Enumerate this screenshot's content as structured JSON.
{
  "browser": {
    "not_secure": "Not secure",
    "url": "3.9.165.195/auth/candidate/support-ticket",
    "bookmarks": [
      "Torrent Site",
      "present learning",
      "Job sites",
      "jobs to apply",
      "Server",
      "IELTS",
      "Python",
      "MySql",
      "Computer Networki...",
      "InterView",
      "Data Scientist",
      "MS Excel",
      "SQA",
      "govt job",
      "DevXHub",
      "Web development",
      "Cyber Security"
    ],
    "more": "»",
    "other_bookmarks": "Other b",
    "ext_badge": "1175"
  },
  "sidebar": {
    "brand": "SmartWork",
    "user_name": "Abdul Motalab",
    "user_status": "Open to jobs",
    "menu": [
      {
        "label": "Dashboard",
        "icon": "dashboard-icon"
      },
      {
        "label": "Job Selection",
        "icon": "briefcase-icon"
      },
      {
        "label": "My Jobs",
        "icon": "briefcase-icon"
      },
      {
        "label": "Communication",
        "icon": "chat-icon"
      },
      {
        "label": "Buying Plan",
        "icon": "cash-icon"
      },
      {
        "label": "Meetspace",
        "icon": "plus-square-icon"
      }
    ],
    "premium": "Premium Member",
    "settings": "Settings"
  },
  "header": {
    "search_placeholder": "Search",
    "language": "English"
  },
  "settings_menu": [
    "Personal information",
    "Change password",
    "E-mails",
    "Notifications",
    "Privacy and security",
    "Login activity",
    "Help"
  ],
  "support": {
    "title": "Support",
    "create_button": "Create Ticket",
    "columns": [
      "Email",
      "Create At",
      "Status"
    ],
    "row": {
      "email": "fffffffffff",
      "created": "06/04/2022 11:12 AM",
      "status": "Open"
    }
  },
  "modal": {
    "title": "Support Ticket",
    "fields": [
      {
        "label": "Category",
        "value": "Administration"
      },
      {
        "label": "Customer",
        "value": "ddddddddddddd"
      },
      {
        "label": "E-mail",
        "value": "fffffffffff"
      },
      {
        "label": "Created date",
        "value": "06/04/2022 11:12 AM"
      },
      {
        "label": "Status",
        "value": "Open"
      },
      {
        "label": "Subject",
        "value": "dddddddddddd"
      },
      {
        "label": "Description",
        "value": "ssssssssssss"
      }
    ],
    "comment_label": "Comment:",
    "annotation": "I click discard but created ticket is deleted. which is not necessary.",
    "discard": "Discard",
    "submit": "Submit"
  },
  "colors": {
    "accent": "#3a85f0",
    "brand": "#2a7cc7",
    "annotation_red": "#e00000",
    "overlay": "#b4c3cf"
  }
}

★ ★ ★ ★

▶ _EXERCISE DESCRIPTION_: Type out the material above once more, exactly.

▶ _EXPECTED OUTPUT_:
Enumerate this screenshot's content as structured JSON.
{
  "browser": {
    "not_secure": "Not secure",
    "url": "3.9.165.195/auth/candidate/support-ticket",
    "bookmarks": [
      "Torrent Site",
      "present learning",
      "Job sites",
      "jobs to apply",
      "Server",
      "IELTS",
      "Python",
      "MySql",
      "Computer Networki...",
      "InterView",
      "Data Scientist",
      "MS Excel",
      "SQA",
      "govt job",
      "DevXHub",
      "Web development",
      "Cyber Security"
    ],
    "more": "»",
    "other_bookmarks": "Other b",
    "ext_badge": "1175"
  },
  "sidebar": {
    "brand": "SmartWork",
    "user_name": "Abdul Motalab",
    "user_status": "Open to jobs",
    "menu": [
      {
        "label": "Dashboard",
        "icon": "dashboard-icon"
      },
      {
        "label": "Job Selection",
        "icon": "briefcase-icon"
      },
      {
        "label": "My Jobs",
        "icon": "briefcase-icon"
      },
      {
        "label": "Communication",
        "icon": "chat-icon"
      },
      {
        "label": "Buying Plan",
        "icon": "cash-icon"
      },
      {
        "label": "Meetspace",
        "icon": "plus-square-icon"
      }
    ],
    "premium": "Premium Member",
    "settings": "Settings"
  },
  "header": {
    "search_placeholder": "Search",
    "language": "English"
  },
  "settings_menu": [
    "Personal information",
    "Change password",
    "E-mails",
    "Notifications",
    "Privacy and security",
    "Login activity",
    "Help"
  ],
  "support": {
    "title": "Support",
    "create_button": "Create Ticket",
    "columns": [
      "Email",
      "Create At",
      "Status"
    ],
    "row": {
      "email": "fffffffffff",
      "created": "06/04/2022 11:12 AM",
      "status": "Open"
    }
  },
  "modal": {
    "title": "Support Ticket",
    "fields": [
      {
        "label": "Category",
        "value": "Administration"
      },
      {
        "label": "Customer",
        "value": "ddddddddddddd"
      },
      {
        "label": "E-mail",
        "value": "fffffffffff"
      },
      {
        "label": "Created date",
        "value": "06/04/2022 11:12 AM"
      },
      {
        "label": "Status",
        "value": "Open"
      },
      {
        "label": "Subject",
        "value": "dddddddddddd"
      },
      {
        "label": "Description",
        "value": "ssssssssssss"
      }
    ],
    "comment_label": "Comment:",
    "annotation": "I click discard but created ticket is deleted. which is not necessary.",
    "discard": "Discard",
    "submit": "Submit"
  },
  "colors": {
    "accent": "#3a85f0",
    "brand": "#2a7cc7",
    "annotation_red": "#e00000",
    "overlay": "#b4c3cf"
  }
}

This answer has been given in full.